HARARE, June 5 (The Source) – A US judge this week threw out a bid by a Zimbabwean bank to have a $25 million compensation case brought against government-linked firms by a group of Dutch nationals whose farms were seized under President Robert Mugabe’s controversial land redistribution drive.
ZB Bank, a subsidiary of the Zimbabwe Stock Exchange-listed ZB Financial Holdings, in which government has a direct 24 percent shareholding, had fought against being declared “an alter ego of Zimbabwe (government)” or an “instrumentality” – a firm tied to the government.
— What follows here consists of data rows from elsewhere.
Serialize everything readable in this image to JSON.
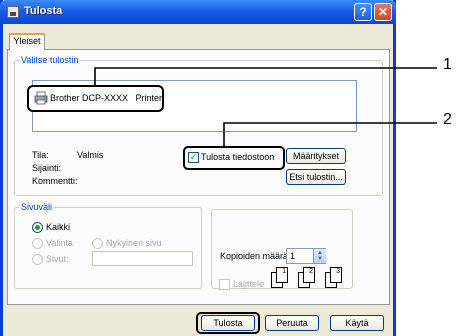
{
  "window": {
    "title": "Tulosta",
    "help_symbol": "?",
    "close_symbol": "✕"
  },
  "tabs": [
    {
      "label": "Yleiset"
    }
  ],
  "select_printer": {
    "legend": "Valitse tulostin",
    "selected_printer": "Brother DCP-XXXX   Printer",
    "status_label": "Tila:",
    "status_value": "Valmis",
    "location_label": "Sijainti:",
    "comment_label": "Kommentti:",
    "print_to_file_label": "Tulosta tiedostoon",
    "print_to_file_checked": true,
    "preferences_button": "Määritykset",
    "find_printer_button": "Etsi tulostin..."
  },
  "page_range": {
    "legend": "Sivuväli",
    "options": [
      "Kaikki",
      "Valinta",
      "Nykyinen sivu",
      "Sivut:"
    ],
    "selected": "Kaikki",
    "pages_value": ""
  },
  "copies": {
    "label": "Kopioiden määrä:",
    "value": "1",
    "collate_label": "Lajittele",
    "collate_checked": false,
    "collate_pages": [
      "1",
      "1",
      "2",
      "2",
      "3",
      "3"
    ]
  },
  "footer": {
    "print_button": "Tulosta",
    "cancel_button": "Peruuta",
    "apply_button": "Käytä"
  },
  "callouts": {
    "one": "1",
    "two": "2"
  },
  "colors": {
    "title_blue": "#0b46d2",
    "legend_blue": "#0046d5",
    "check_green": "#21a121"
  }
}
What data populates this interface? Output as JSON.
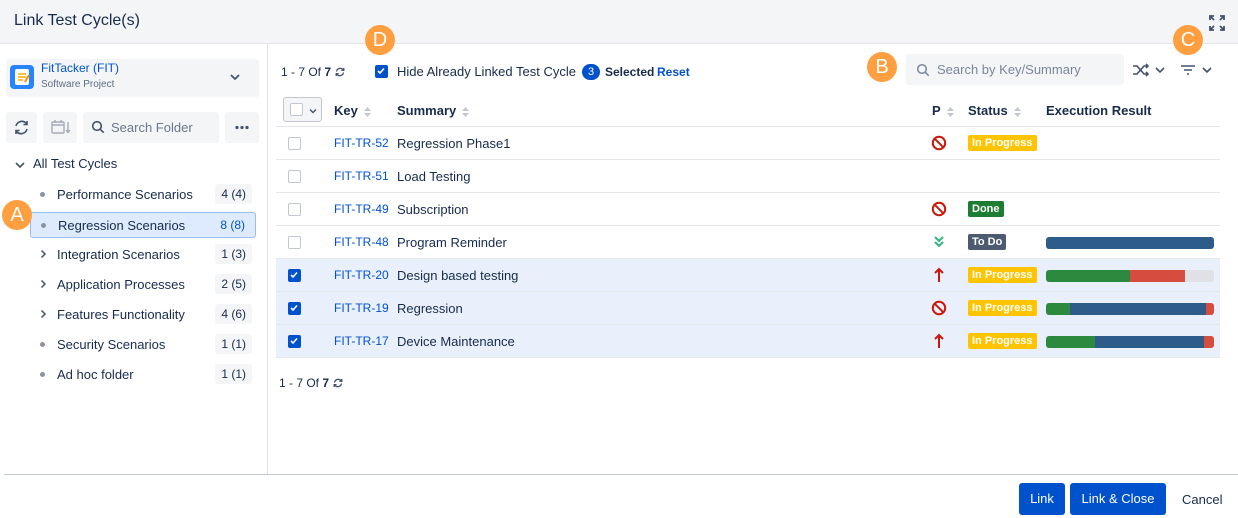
{
  "dialog": {
    "title": "Link Test Cycle(s)"
  },
  "project": {
    "name": "FitTacker (FIT)",
    "subtitle": "Software Project"
  },
  "folder_search": {
    "placeholder": "Search Folder"
  },
  "tree": {
    "root": "All Test Cycles",
    "items": [
      {
        "label": "Performance Scenarios",
        "count": "4 (4)",
        "has_children": false
      },
      {
        "label": "Regression Scenarios",
        "count": "8 (8)",
        "has_children": false
      },
      {
        "label": "Integration Scenarios",
        "count": "1 (3)",
        "has_children": true
      },
      {
        "label": "Application Processes",
        "count": "2 (5)",
        "has_children": true
      },
      {
        "label": "Features Functionality",
        "count": "4 (6)",
        "has_children": true
      },
      {
        "label": "Security Scenarios",
        "count": "1 (1)",
        "has_children": false
      },
      {
        "label": "Ad hoc folder",
        "count": "1 (1)",
        "has_children": false
      }
    ]
  },
  "callouts": {
    "a": "A",
    "b": "B",
    "c": "C",
    "d": "D"
  },
  "pagination": {
    "range": "1 - 7 Of",
    "total": "7"
  },
  "hide_linked": {
    "label": "Hide Already Linked Test Cycle"
  },
  "selection": {
    "count": "3",
    "label": "Selected",
    "reset": "Reset"
  },
  "search": {
    "placeholder": "Search by Key/Summary"
  },
  "columns": {
    "key": "Key",
    "summary": "Summary",
    "priority": "P",
    "status": "Status",
    "exec": "Execution Result"
  },
  "colors": {
    "exec_pass": "#2b8a3e",
    "exec_fail": "#d64c3e",
    "exec_unexecuted": "#2d5b8a",
    "exec_remaining": "#dfe1e6",
    "prio_red": "#c9190b",
    "prio_green": "#36b37e"
  },
  "rows": [
    {
      "key": "FIT-TR-52",
      "summary": "Regression Phase1",
      "priority": "blocker-icon",
      "status": "In Progress",
      "status_type": "progress",
      "exec": null,
      "checked": false
    },
    {
      "key": "FIT-TR-51",
      "summary": "Load Testing",
      "priority": null,
      "status": null,
      "status_type": null,
      "exec": null,
      "checked": false
    },
    {
      "key": "FIT-TR-49",
      "summary": "Subscription",
      "priority": "blocker-icon",
      "status": "Done",
      "status_type": "done",
      "exec": null,
      "checked": false
    },
    {
      "key": "FIT-TR-48",
      "summary": "Program Reminder",
      "priority": "lowest-icon",
      "status": "To Do",
      "status_type": "todo",
      "exec": [
        {
          "kind": "unexecuted",
          "frac": 1.0
        }
      ],
      "checked": false
    },
    {
      "key": "FIT-TR-20",
      "summary": "Design based testing",
      "priority": "highest-icon",
      "status": "In Progress",
      "status_type": "progress",
      "exec": [
        {
          "kind": "pass",
          "frac": 0.5
        },
        {
          "kind": "fail",
          "frac": 0.33
        },
        {
          "kind": "remaining",
          "frac": 0.17
        }
      ],
      "checked": true
    },
    {
      "key": "FIT-TR-19",
      "summary": "Regression",
      "priority": "blocker-icon",
      "status": "In Progress",
      "status_type": "progress",
      "exec": [
        {
          "kind": "pass",
          "frac": 0.14
        },
        {
          "kind": "unexecuted",
          "frac": 0.81
        },
        {
          "kind": "fail",
          "frac": 0.05
        }
      ],
      "checked": true
    },
    {
      "key": "FIT-TR-17",
      "summary": "Device Maintenance",
      "priority": "highest-icon",
      "status": "In Progress",
      "status_type": "progress",
      "exec": [
        {
          "kind": "pass",
          "frac": 0.29
        },
        {
          "kind": "unexecuted",
          "frac": 0.65
        },
        {
          "kind": "fail",
          "frac": 0.06
        }
      ],
      "checked": true
    }
  ],
  "footer": {
    "link": "Link",
    "link_close": "Link & Close",
    "cancel": "Cancel"
  }
}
The 40 Dutch farmers seek to attach assets belonging to ZB Bank, along with the Agricultural Development Bank of Zimbabwe (Agribank), the Zimbabwe Mining Development Corporation (ZMDC) and the Minerals Marketing Corporation of Zimbabwe (MMCZ), which they consider government proxies, after Zimbabwe failed to pay the compensation award handed down by the Washington-based International Centre for Investment Disputes (ICSID) in 2009 for breach of a bilateral investment treaty between Zimbabwe and Netherlands following the compulsory acquisition of their properties.
ICSID is an international arbitration institution which facilitates legal dispute resolution and conciliation between international investors. Zimbabwe has signed BIPPAs with countries such as Belgium, Botswana, Germany, Netherlands, Italy and South Africa, which stipulate that compensation must be paid for any assets seized.
The compensation award to the 40 Dutch farmers led by Bernardus Henricus Funnekotter, initially valued at 8,2 million Euros ($9,247 million), has since risen to $25 million due to interest and costs of the protracted legal battle.
The farmers filed a lawsuit in the United States District Court Southern District of New York seeking to confirm the arbitral award in their favour.
The farmers also sought a declaratory judgment that ZB Bank, Agribank and other parastatals are alter egos of Zimbabwe and that their assets located in the United States be treated as property used for commercial purposes against which they could enforce their judgment.
ZB Bank unsuccessfully sought to have the case against them dismissed.
“ZB Bank’s motion for summary judgment is denied,” Judge Colleen McMahon said in her ruling delivered on Wednesday.
In reaching her decision, the judge said she considered the US’ Office of Foreign Assets Control (OFAC), which continues to have ZB Bank among its Specially Designated Nationals (SDNs) in terms of the sanctions Washington declared on Zimbabwe in 2003.
“Deferring to OFAC’s expertise, I find that ZB Bank’s continuing designation as an SDN is some evidence that it is an alter ego of the Zimbabwean government,” the judge said.
“The (OFAC) press release makes clear that each entity designated, including ZB Bank, was a tool used by the Zimbabwean government and its officials to achieve nefarious ends and – in OFAC’s view – undermine that country’s democratic institutions.”
Western governments imposed sanctions on Mugabe’s government and its related entities following the farm seizures, which started in 2000 and saw an estimated 4,000 farmers being thrown off their land without compensation.
Mugabe argues his move to redistribute farm land was meant to compensate the historically disenfranchised black population, but it has had the unintended result of devastating food output in a country that was previously self sufficient.